At Wednesday’s county meeting, Council Chair Arryl Kaneshiro and councilmember Luke Evslin both voiced their discouragement by the state’s lack of collaboration with the county.
Individually, members said they would be drafting and sending letters to the Governor, but Kaneshiro said he doesn’t think it’ll have much weight.
“I’ll be truthful, letters and resolution will do the same thing,” Kaneshiro said. “If it changes the Governor’s mind, I don’t think it will.”
Councilmember Mason Chock already wrote to Ige on Oct. 5, asking the state to reconsider.
Chock noted that travelers could enter the state infected under the pre-test program with a negative test leading to an adverse
“When additional cases are added to the infections already int he community, it will cause untold harm to the people and economy of Hawai‘i, potentially overwhelming the State’s already challenged health care resources, especially on Kaua‘i, leading to ill health, loss of life, suppression of the non-tourism economy, disruption of every aspect of life in Hawai‘i and another shutdown and economic disaster.”
Chock writes that doctors support a second test after six days of quarantine and that a two-test plan.
“I strongly recommend your favorable reconsideration of a science-based 2-test plan or a proven science-based multi-test antigen plan and take the time to develop a comprehensive defense against the entry of COVID-19 into the State and the spread of COVID-19 in the community,” Chock wrote.

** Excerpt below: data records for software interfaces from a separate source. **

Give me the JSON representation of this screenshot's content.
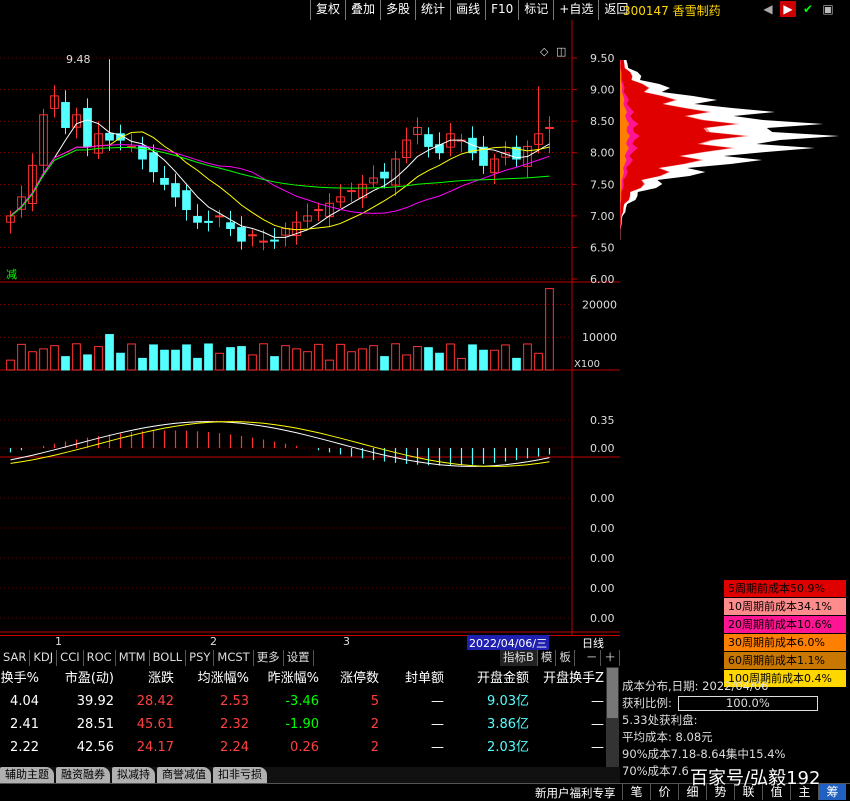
{
  "menu": [
    "复权",
    "叠加",
    "多股",
    "统计",
    "画线",
    "F10",
    "标记",
    "+自选",
    "返回"
  ],
  "stock": {
    "code": "300147",
    "name": "香雪制药"
  },
  "icons": {
    "sound": "speaker-icon",
    "flag": "flag-icon",
    "pin": "pin-icon",
    "window": "window-icon"
  },
  "main_chart": {
    "price_ticks": [
      "9.50",
      "9.00",
      "8.50",
      "8.00",
      "7.50",
      "7.00",
      "6.50",
      "6.00"
    ],
    "high_label": "9.48",
    "corner_label": "减"
  },
  "vol_chart": {
    "ticks": [
      "20000",
      "10000"
    ],
    "unit": "X100"
  },
  "macd_chart": {
    "ticks": [
      "0.35",
      "0.00"
    ]
  },
  "empty_chart": {
    "ticks": [
      "0.00",
      "0.00",
      "0.00",
      "0.00",
      "0.00"
    ]
  },
  "timebar": {
    "marks": [
      "1",
      "2",
      "3"
    ],
    "date": "2022/04/06/三",
    "period": "日线",
    "minus": "－",
    "plus": "＋"
  },
  "indicator_tabs": [
    "SAR",
    "KDJ",
    "CCI",
    "ROC",
    "MTM",
    "BOLL",
    "PSY",
    "MCST",
    "更多",
    "设置"
  ],
  "indicator_right": [
    "指标B",
    "模",
    "板"
  ],
  "table": {
    "headers": [
      "换手%",
      "市盈(动)",
      "涨跌",
      "均涨幅%",
      "昨涨幅%",
      "涨停数",
      "封单额",
      "开盘金额",
      "开盘换手Z"
    ],
    "rows": [
      [
        "4.04",
        "39.92",
        "28.42",
        "2.53",
        "-3.46",
        "5",
        "—",
        "9.03亿",
        "—"
      ],
      [
        "2.41",
        "28.51",
        "45.61",
        "2.32",
        "-1.90",
        "2",
        "—",
        "3.86亿",
        "—"
      ],
      [
        "2.22",
        "42.56",
        "24.17",
        "2.24",
        "0.26",
        "2",
        "—",
        "2.03亿",
        "—"
      ]
    ]
  },
  "bottom_tabs": [
    "辅助主题",
    "融资融券",
    "拟减持",
    "商誉减值",
    "扣非亏损"
  ],
  "chip_legend": [
    {
      "label": "5周期前成本50.9%",
      "bg": "#e00000",
      "fg": "#000"
    },
    {
      "label": "10周期前成本34.1%",
      "bg": "#ff8c8c",
      "fg": "#000"
    },
    {
      "label": "20周期前成本10.6%",
      "bg": "#ff1493",
      "fg": "#000"
    },
    {
      "label": "30周期前成本6.0%",
      "bg": "#ff7f00",
      "fg": "#000"
    },
    {
      "label": "60周期前成本1.1%",
      "bg": "#c87800",
      "fg": "#000"
    },
    {
      "label": "100周期前成本0.4%",
      "bg": "#ffd700",
      "fg": "#000"
    }
  ],
  "chip_info": {
    "date_line": "成本分布,日期: 2022/04/06",
    "profit_label": "获利比例:",
    "profit_value": "100.0%",
    "profit_line": "5.33处获利盘:",
    "avg_cost": "平均成本: 8.08元",
    "cost90": "90%成本7.18-8.64集中15.4%",
    "cost70": "70%成本7.6"
  },
  "status": {
    "text": "新用户福利专享",
    "buttons": [
      "笔",
      "价",
      "细",
      "势",
      "联",
      "值",
      "主",
      "筹"
    ]
  },
  "watermark": "百家号/弘毅192",
  "colors": {
    "up": "#ff3232",
    "down": "#54ffff",
    "ma5": "#ffffff",
    "ma10": "#ffff00",
    "ma20": "#ff00ff",
    "ma60": "#00ff00",
    "grid": "#c00000"
  }
}
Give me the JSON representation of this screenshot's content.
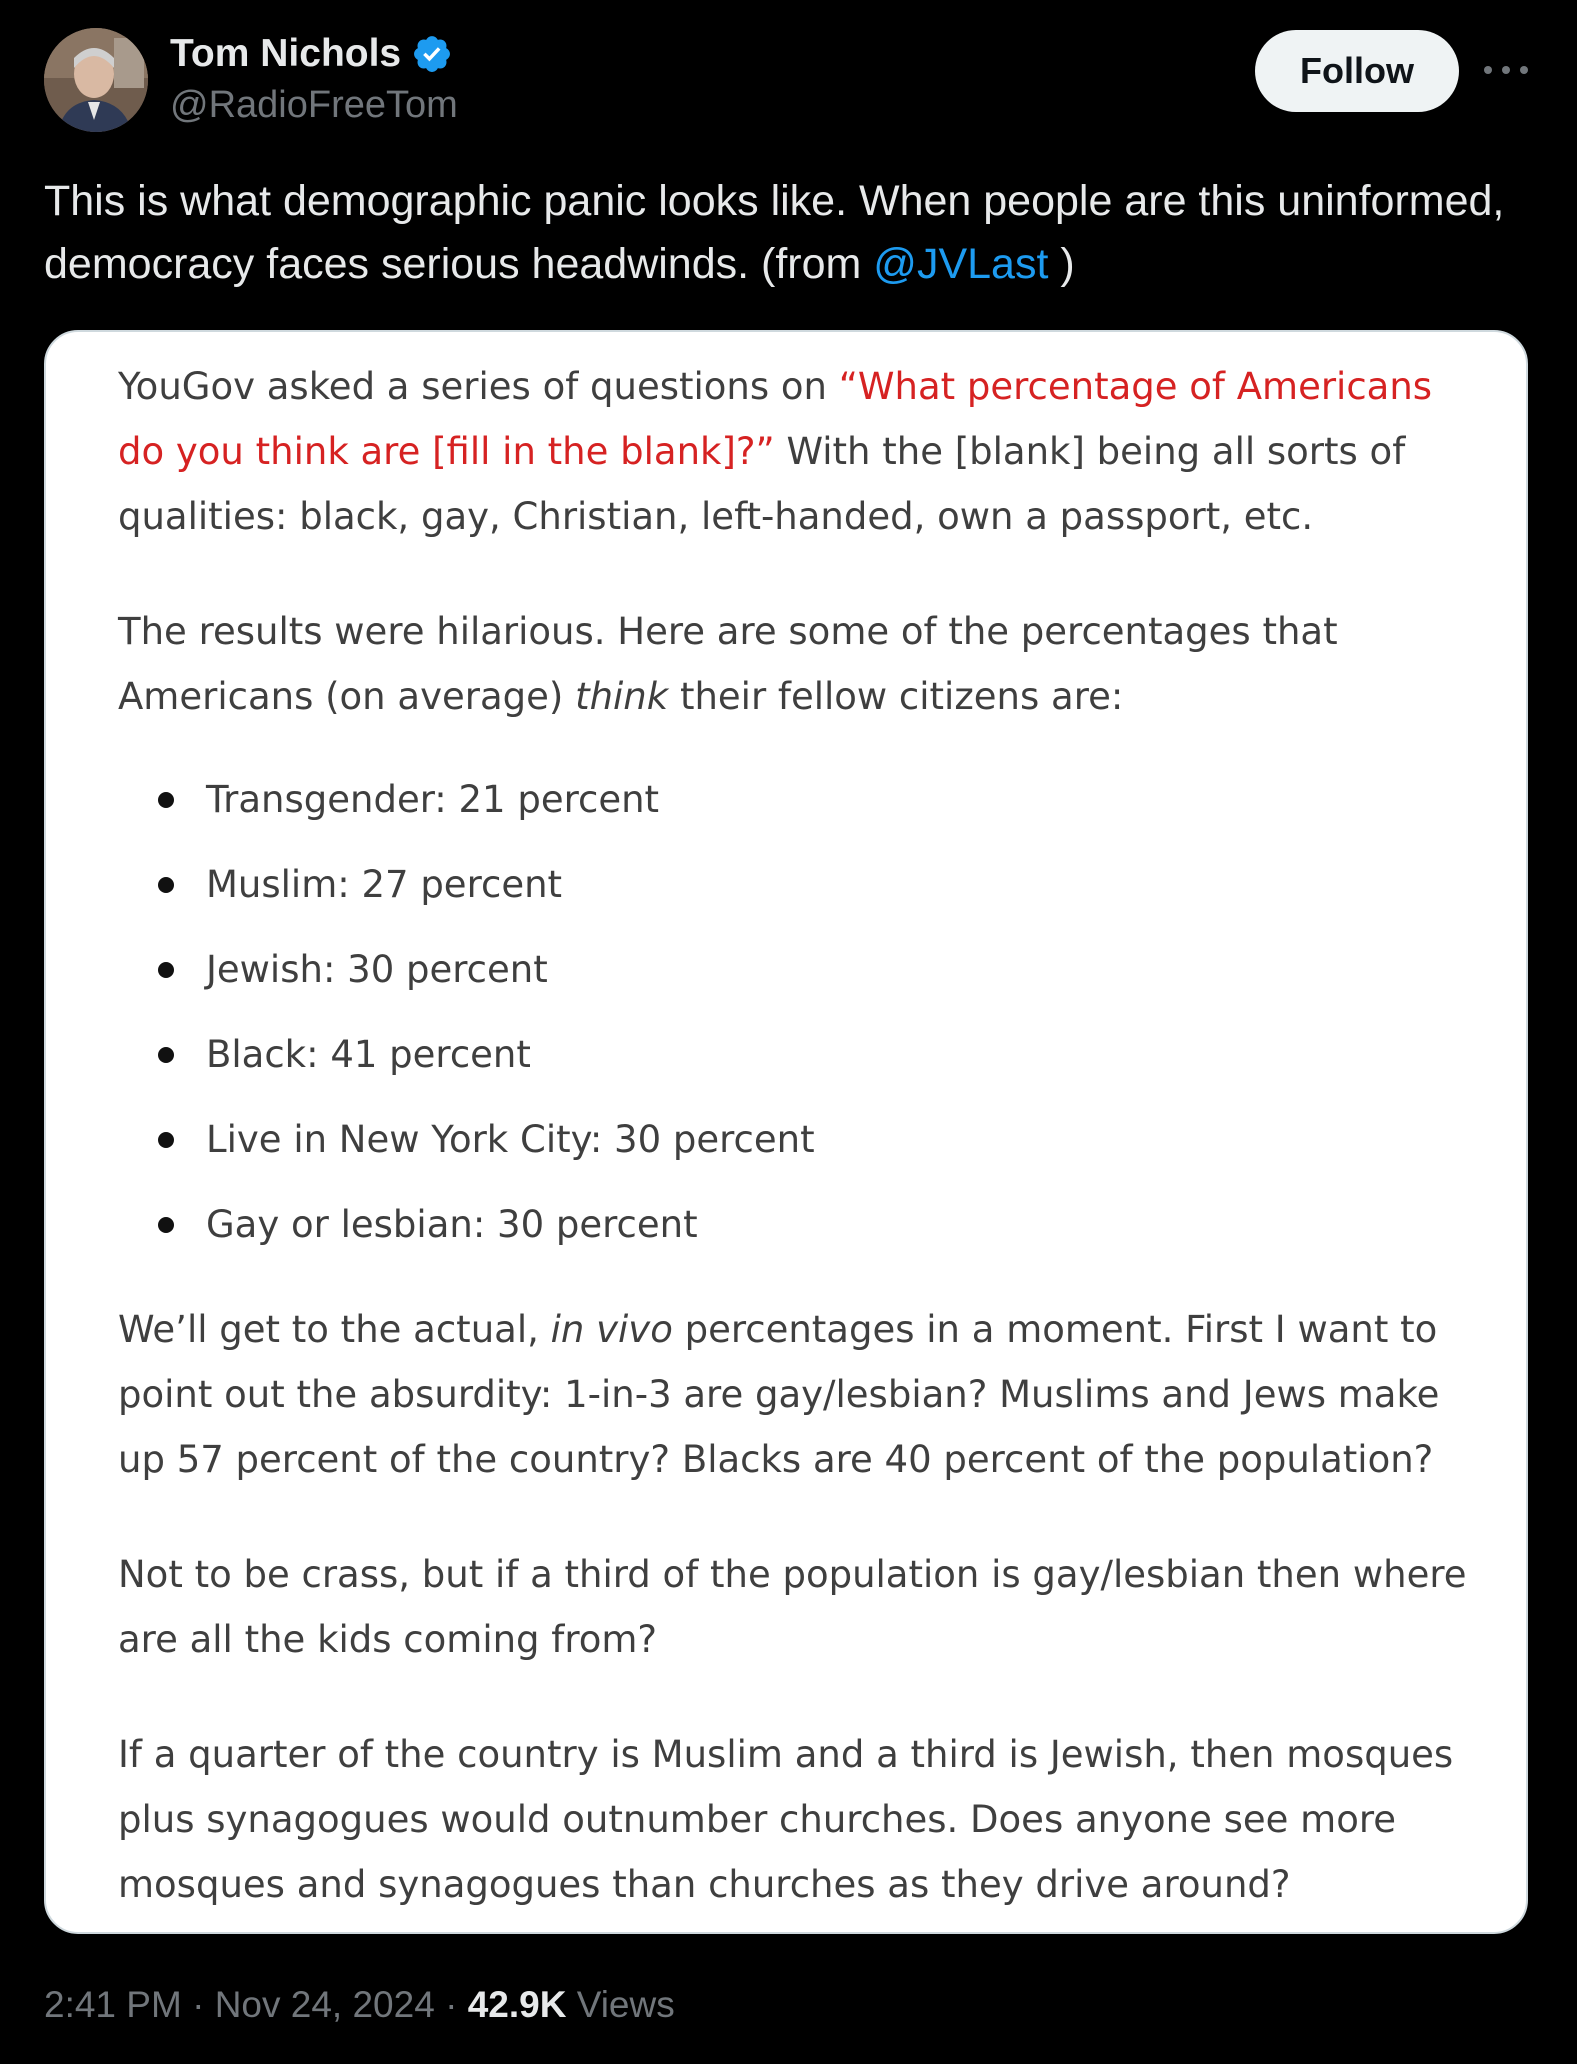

Residents have taken to an online petition, calling for Ige to reconsider.
The petition titled “Re-open Hawaii travel with a 3-day waiting period!” had 1,192 signatures Wednesday night.
“Many of those who love Kaua‘i are familiar with how important it is to remain calm and steady in high surf. COVID has the power of those waves, and it has brought the world to its knees,” petition creator Matthew Kievlan wrote.
Kievlan started the petition to protect the health of his family and community, he said in an email Wednesday.
“The community has shared the petition on Facebook, so that we went from five signatures in the first two hours, to 1,100 signatures in the first two days,” he said.